At the station, Quebodeaux sees Mike “look at Joe. He smiles and shakes his head. You can see he’s thinking — ‘That’s my boy.’ ”

Chris Faint, who lives in Minneapolis, started at the Richfield Fire Department at the same time as Joe. He appreciates the “intangible things” that the Halaskas bring to the job. Their upbeat personalities make a big difference. “You look forward to working with them. On bad days, they’ll be there to joke around about it, when someone is down,” Faint said.

Likewise, they take pains to include everyone in whatever is happening. One year, Joe invited him to spend the holidays with his family, since Faint isn’t from the area. “They don’t hesitate to reach to others,” he said.

Mixed blessings

Leanne Halaska said her husband and son’s line of work is a “mixed-blessings kind of thing.”
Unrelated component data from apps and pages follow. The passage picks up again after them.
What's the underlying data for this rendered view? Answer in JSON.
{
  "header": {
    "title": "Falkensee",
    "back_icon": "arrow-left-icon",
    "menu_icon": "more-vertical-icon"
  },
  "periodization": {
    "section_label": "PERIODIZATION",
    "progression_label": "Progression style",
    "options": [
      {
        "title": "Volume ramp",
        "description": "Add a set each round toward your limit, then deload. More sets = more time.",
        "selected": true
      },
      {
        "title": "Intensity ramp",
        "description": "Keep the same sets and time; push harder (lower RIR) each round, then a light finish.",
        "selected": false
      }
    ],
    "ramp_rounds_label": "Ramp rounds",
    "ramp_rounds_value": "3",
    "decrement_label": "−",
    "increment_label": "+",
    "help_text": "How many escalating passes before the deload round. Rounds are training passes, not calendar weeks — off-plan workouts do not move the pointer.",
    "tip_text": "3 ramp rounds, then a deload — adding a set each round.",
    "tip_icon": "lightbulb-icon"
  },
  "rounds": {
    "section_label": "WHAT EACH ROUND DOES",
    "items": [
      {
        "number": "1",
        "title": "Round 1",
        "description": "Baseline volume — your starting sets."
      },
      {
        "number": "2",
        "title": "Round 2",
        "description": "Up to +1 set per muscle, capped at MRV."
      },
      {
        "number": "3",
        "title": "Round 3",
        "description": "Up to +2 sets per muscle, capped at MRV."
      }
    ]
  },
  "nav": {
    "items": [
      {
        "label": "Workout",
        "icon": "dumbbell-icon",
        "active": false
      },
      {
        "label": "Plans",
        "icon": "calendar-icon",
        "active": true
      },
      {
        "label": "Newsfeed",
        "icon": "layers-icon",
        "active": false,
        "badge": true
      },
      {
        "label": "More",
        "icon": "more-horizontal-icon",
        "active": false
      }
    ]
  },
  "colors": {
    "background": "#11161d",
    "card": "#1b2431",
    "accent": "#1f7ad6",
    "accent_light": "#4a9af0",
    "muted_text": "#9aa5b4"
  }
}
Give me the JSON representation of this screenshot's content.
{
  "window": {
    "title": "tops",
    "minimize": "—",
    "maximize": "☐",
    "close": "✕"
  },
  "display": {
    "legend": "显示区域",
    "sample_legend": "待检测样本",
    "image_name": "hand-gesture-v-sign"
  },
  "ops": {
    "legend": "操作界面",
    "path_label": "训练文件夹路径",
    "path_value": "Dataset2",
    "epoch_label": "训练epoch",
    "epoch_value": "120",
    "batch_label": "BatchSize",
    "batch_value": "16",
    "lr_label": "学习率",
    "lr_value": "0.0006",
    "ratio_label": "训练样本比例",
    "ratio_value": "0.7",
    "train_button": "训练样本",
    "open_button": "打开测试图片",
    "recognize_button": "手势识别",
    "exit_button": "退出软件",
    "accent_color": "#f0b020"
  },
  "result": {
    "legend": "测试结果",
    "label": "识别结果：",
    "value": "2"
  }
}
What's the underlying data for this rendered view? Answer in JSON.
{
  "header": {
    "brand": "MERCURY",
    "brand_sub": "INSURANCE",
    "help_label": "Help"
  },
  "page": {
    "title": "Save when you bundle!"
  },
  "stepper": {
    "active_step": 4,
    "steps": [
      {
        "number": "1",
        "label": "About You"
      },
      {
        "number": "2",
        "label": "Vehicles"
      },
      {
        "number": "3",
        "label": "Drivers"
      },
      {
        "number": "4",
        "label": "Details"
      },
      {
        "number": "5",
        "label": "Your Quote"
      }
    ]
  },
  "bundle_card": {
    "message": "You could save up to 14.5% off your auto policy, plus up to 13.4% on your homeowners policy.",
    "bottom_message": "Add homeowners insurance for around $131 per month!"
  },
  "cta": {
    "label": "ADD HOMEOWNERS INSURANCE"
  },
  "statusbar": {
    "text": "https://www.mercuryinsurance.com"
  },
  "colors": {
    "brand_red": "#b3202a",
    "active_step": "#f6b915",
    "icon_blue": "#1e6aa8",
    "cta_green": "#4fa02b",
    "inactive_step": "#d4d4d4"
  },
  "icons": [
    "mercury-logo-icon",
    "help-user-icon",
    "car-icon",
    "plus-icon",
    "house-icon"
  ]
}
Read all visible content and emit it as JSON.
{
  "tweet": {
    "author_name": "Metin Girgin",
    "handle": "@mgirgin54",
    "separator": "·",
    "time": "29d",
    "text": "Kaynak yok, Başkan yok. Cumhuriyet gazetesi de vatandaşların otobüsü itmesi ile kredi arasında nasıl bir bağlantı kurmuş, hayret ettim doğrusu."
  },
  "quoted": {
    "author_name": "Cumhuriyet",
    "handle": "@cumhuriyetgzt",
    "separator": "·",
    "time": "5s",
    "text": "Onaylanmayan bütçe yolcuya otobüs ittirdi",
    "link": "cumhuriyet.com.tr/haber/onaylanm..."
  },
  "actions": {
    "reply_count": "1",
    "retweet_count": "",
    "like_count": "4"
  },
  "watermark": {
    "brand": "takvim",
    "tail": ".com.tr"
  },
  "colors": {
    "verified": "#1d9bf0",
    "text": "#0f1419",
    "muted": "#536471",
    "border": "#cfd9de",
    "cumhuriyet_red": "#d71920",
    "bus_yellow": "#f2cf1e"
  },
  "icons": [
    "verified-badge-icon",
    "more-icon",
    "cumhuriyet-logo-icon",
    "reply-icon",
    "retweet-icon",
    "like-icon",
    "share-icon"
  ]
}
She’s very proud that both are “so caring for others.”

“It makes your heart feel good,” especially raising a son, “seeing him in a role like that,” Leanne said.

It’s a difficult career path, though. As a wife and mother, “you worry,” she said. After all, “it’s not just a job. It’s a lifestyle. Our lives on based around tone-activated events.”

“You think you’re at a movie together, but you might get left there,” Leanne said, adding, “Our kids got used to the fact that schedules could always change.”

Mike was often away on holidays and other special events. She’s looking forward to celebrating those occasions with him at home now. “I’m really happy to have Mike ending his career happy and healthy,” she said, adding, “I think I’ll have the bigger adjustment.”

As for Mike, he doesn’t have any immediate plans for retirement, just to take a break for a while.


Anna Pratt is a Minneapolis freelance writer. She can be reached at